A recent poll commissioned by the National Low Income Housing Coalition shows that while a majority of Americans support the Mortgage Interest Deduction, a majority also support reforming it to make it more beneficial for middle and low income homeowners and renters.
For decades, the Mortgage Interest Deduction (MID) has been considered a cornerstone of homeownership in the United States. Homeowners who itemize their taxes are allowed to deduct the interest paid on up to $1.1 million in home mortgage debt and home equity loans. Since the Great Recession, concerns have been voiced over both the cost of the MID and its benefit to middle and low income homeowners. Since most Americans do not itemize their tax returns and instead opt for the standard deduction, most American households do not directly benefit from the MID. According to a 2011 report by the Joint Committee on Taxation, about one third of all tax returns were itemized in 2009. High income homeowners are far more likely to itemize their taxes and buy more expensive homes, which means that they receive the greatest direct benefit from the MID.
The National Low Income Housing Coalition (NLIHC) believes that MID reform can save the federal government somewhere between $20 and $40 billion a year and that these savings can be used to reduce homelessness and create affordable housing. NLIHC proposes lowering the cap on mortgage debt eligible for tax benefits from $1.1 million to $500,000 and converting the deduction to a tax credit. Lowering the cap will prevent the government from excessively subsidizing the most expensive homes. Converting to a tax credit would make the tax benefit available to any American with homeownership debt, whether they itemize their taxes or not.

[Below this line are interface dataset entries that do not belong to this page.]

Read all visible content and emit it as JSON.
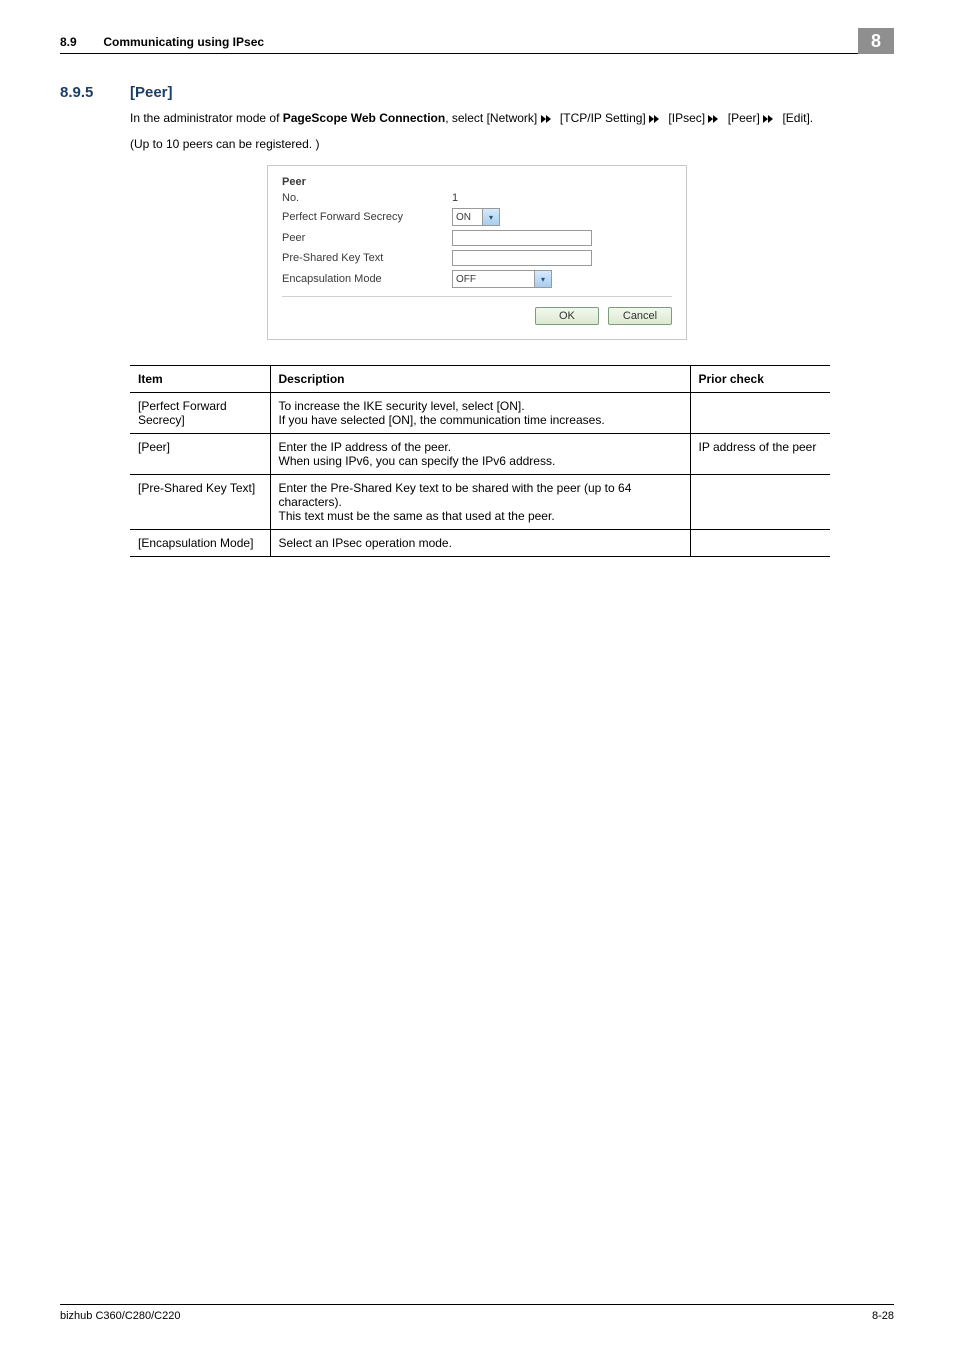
{
  "header": {
    "section_no": "8.9",
    "section_title": "Communicating using IPsec",
    "chapter": "8"
  },
  "section": {
    "num": "8.9.5",
    "title": "[Peer]"
  },
  "intro": {
    "p1_a": "In the administrator mode of ",
    "p1_bold": "PageScope Web Connection",
    "p1_b": ", select [Network] ",
    "p1_c": " [TCP/IP Setting] ",
    "p1_d": " [IPsec] ",
    "p1_e": " [Peer] ",
    "p1_f": " [Edit].",
    "p2": "(Up to 10 peers can be registered. )"
  },
  "ui": {
    "title": "Peer",
    "rows": {
      "no_label": "No.",
      "no_value": "1",
      "pfs_label": "Perfect Forward Secrecy",
      "pfs_value": "ON",
      "peer_label": "Peer",
      "psk_label": "Pre-Shared Key Text",
      "encap_label": "Encapsulation Mode",
      "encap_value": "OFF"
    },
    "buttons": {
      "ok": "OK",
      "cancel": "Cancel"
    }
  },
  "table": {
    "headers": {
      "item": "Item",
      "desc": "Description",
      "prior": "Prior check"
    },
    "rows": [
      {
        "item": "[Perfect Forward Secrecy]",
        "desc": "To increase the IKE security level, select [ON].\nIf you have selected [ON], the communication time increases.",
        "prior": ""
      },
      {
        "item": "[Peer]",
        "desc": "Enter the IP address of the peer.\nWhen using IPv6, you can specify the IPv6 address.",
        "prior": "IP address of the peer"
      },
      {
        "item": "[Pre-Shared Key Text]",
        "desc": "Enter the Pre-Shared Key text to be shared with the peer (up to 64 characters).\nThis text must be the same as that used at the peer.",
        "prior": ""
      },
      {
        "item": "[Encapsulation Mode]",
        "desc": "Select an IPsec operation mode.",
        "prior": ""
      }
    ]
  },
  "footer": {
    "left": "bizhub C360/C280/C220",
    "right": "8-28"
  }
}
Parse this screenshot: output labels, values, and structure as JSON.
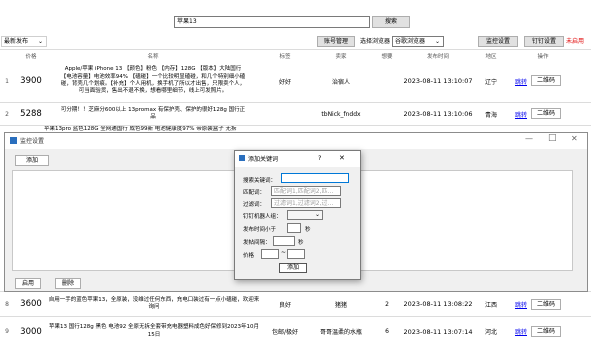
{
  "search": {
    "value": "苹果13",
    "button": "搜索"
  },
  "toolbar": {
    "sort_select": "最新发布",
    "account_btn": "账号管理",
    "browser_btn": "选择浏览器",
    "browser_select": "谷歌浏览器",
    "monitor_btn": "监控设置",
    "dingding_btn": "钉钉设置",
    "status": "未启用",
    "status_color": "#e00000"
  },
  "table": {
    "headers": [
      "价格",
      "名称",
      "标签",
      "卖家",
      "想要",
      "发布时间",
      "地区",
      "操作"
    ],
    "rows": [
      {
        "num": "1",
        "price": "3900",
        "name": "Apple/苹果 iPhone 13 【颜色】粉色 【内存】128G 【版本】大陆国行 【电池容量】电池效率94% 【磕碰】一个比较明显磕碰，和几个特别细小磕碰，背壳几个划痕。【补充】个人用机，换手机了所以才出售，只限卖个人，可当面验货，售出不退不换，想看哪里细节，线上可发照片。",
        "tag": "好好",
        "seller": "治宿人",
        "want": "",
        "time": "2023-08-11 13:10:07",
        "region": "辽宁",
        "link": "跳转",
        "qr": "二维码"
      },
      {
        "num": "2",
        "price": "5288",
        "name": "可分期！！芝麻分600以上 13promax 有保护壳、保护的很好128g 国行正品",
        "tag": "",
        "seller": "tbNick_fnddx",
        "want": "",
        "time": "2023-08-11 13:10:06",
        "region": "青海",
        "link": "跳转",
        "qr": "二维码"
      },
      {
        "num": "8",
        "price": "3600",
        "name": "自用一手的蓝色苹果13，全原装，没维过任何东西，充电口装过有一点小磕碰，欢迎来询问",
        "tag": "良好",
        "seller": "猪猪",
        "want": "2",
        "time": "2023-08-11 13:08:22",
        "region": "江西",
        "link": "跳转",
        "qr": "二维码"
      },
      {
        "num": "9",
        "price": "3000",
        "name": "苹果13 国行128g 黑色 电池92 全原无拆全套带充电器塑料成色好保修到2023年10月15日",
        "tag": "包邮/极好",
        "seller": "哥哥温柔的水瓶",
        "want": "6",
        "time": "2023-08-11 13:07:14",
        "region": "河北",
        "link": "跳转",
        "qr": "二维码"
      }
    ],
    "partial_row": "苹果13pro 蓝色128G 全网通国行 成色99新 电池健康度97% 带原装盒子 无拆"
  },
  "monitor_window": {
    "title": "监控设置",
    "add_btn": "添加",
    "start_btn": "启用",
    "delete_btn": "删除"
  },
  "dialog": {
    "title": "添加关键词",
    "help": "?",
    "close": "✕",
    "keyword_label": "搜索关键词：",
    "keyword_value": "",
    "match_label": "匹配词：",
    "match_placeholder": "匹配词1,匹配词2,匹…",
    "filter_label": "过滤词：",
    "filter_placeholder": "过滤词1,过滤词2,过…",
    "robot_label": "钉钉机器人组：",
    "robot_value": "",
    "within_label": "发布时间小于",
    "within_unit": "秒",
    "interval_label": "发帖间隔：",
    "interval_unit": "秒",
    "price_label": "价格",
    "price_sep": "~",
    "add_btn": "添加"
  }
}
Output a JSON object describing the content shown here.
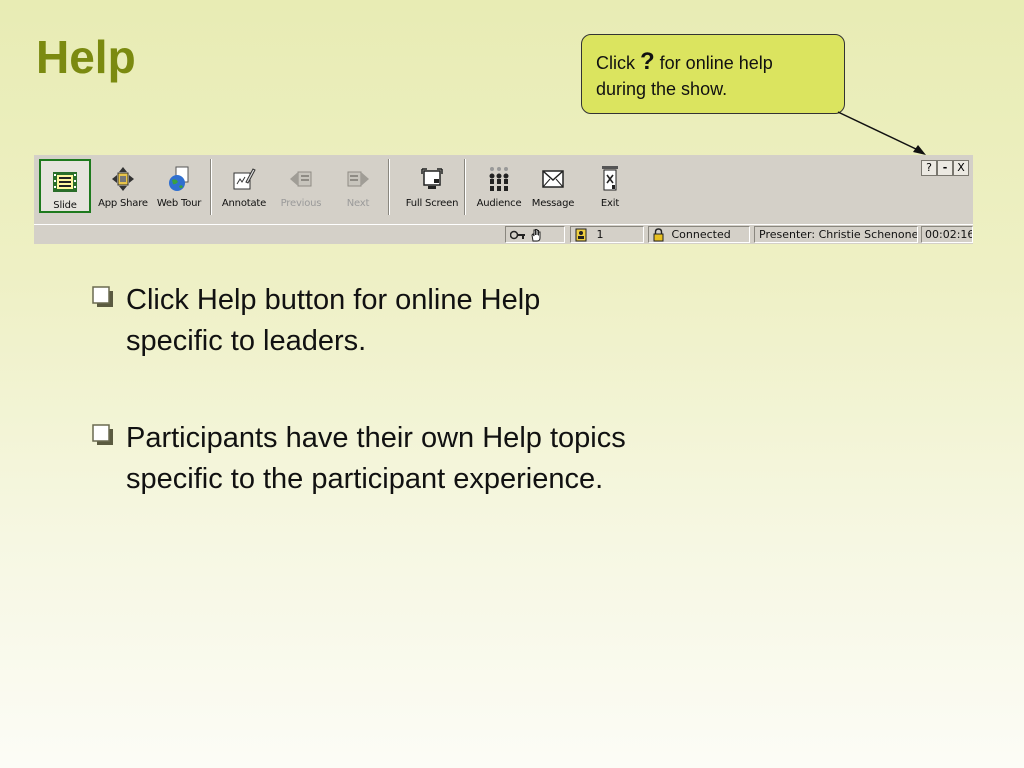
{
  "slide": {
    "title": "Help",
    "callout": {
      "prefix": "Click ",
      "symbol": "?",
      "line1_rest": " for online help",
      "line2": "during the show."
    }
  },
  "toolbar": {
    "buttons": [
      {
        "label": "Slide",
        "icon": "slide-icon",
        "active": true
      },
      {
        "label": "App Share",
        "icon": "app-share-icon"
      },
      {
        "label": "Web Tour",
        "icon": "web-tour-icon"
      },
      {
        "label": "Annotate",
        "icon": "annotate-icon"
      },
      {
        "label": "Previous",
        "icon": "previous-icon",
        "disabled": true
      },
      {
        "label": "Next",
        "icon": "next-icon",
        "disabled": true
      },
      {
        "label": "Full Screen",
        "icon": "full-screen-icon"
      },
      {
        "label": "Audience",
        "icon": "audience-icon"
      },
      {
        "label": "Message",
        "icon": "message-icon"
      },
      {
        "label": "Exit",
        "icon": "exit-icon"
      }
    ],
    "window_controls": {
      "help": "?",
      "minimize": "-",
      "close": "X"
    }
  },
  "statusbar": {
    "participant_count": "1",
    "connection": "Connected",
    "presenter": "Presenter: Christie Schenone",
    "timer": "00:02:16"
  },
  "bullets": [
    {
      "line1": "Click Help button for online Help",
      "line2": "specific to leaders."
    },
    {
      "line1": "Participants have their own Help topics",
      "line2": "specific to the participant experience."
    }
  ],
  "colors": {
    "title": "#7b8a10",
    "callout_fill": "#dbe45f",
    "bullet_box": "#c4c99a"
  }
}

This means that more middle and low income Americans will receive a tax benefit.
According to a recent poll commissioned by NLIHC, a majority of Americans support the reform proposed by NLIHC. The poll surveyed 1,006 adults nationwide between August 7th-19th, 2012.
Most Americans Support MID Reform
The poll found that most Americans (76%) support the MID, but that there is strong support for reforming it to make it more beneficial for middle and low income homeowners. The results show that 56% of Americans favor replacing the MID with a tax credit to help ensure benefits to lower income homeowners. The poll also found that 63% support reducing the cap to $500,000. Support for this reform is bipartisan: Democrats (68%), Republicans (61%) and Independents (62%).
Most Americans Believe Affordable Housing and Homelessness are Significant Problems
68% of Americans believe that not being able to find affordable housing is a large or very large national problem. This ranked below health insurance and college affordability, but above adequate transportation.
In general, the survey found that 69% of Americans support federal programs to build or rehabilitate affordable rental housing. 59% support federal programs to help low income families pay their rent.
When asked how to use the savings the federal government would gain from the proposed MID reform, 63% said "end[ing] homelessness in the U.S." should be a top or high priority use. This priority ranked below job creation and reducing the federal deficit, but it ranked above cutting taxes for middle-income people.
The sentiment to end homelessness reached across political lines: Democrats (80%), moderate and liberal Democrats (71%), conservative independents (60%), moderate and liberal independents (57%), moderate and liberal Republicans (66%), Conservative Republicans (46%).
The bottom line
Americans are willing to support changes to the MID that will better benefit low and middle income homeowners and renters. Support for MID reform is rooted in the desire to make the tax break targeted to those who need it most and to save the government billions of dollars a year. The public is also willing to spend some of the savings from the MID reform on housing for low income renters. This reform is supported across a broad spectrum of homeowners, renters, and across political parties.
Representative Keith Ellison (D-MN) is expected to introduce a bill that would reform the MID and direct the savings to the National Housing Trust Fund (NHTF). The NHTF will provide affordable rental homes for extremely low and very low income households. This proposed bill has the support of over 200 organizations, including NLIHC.
To follow this issue, visit the National Low Income Housing Coalition.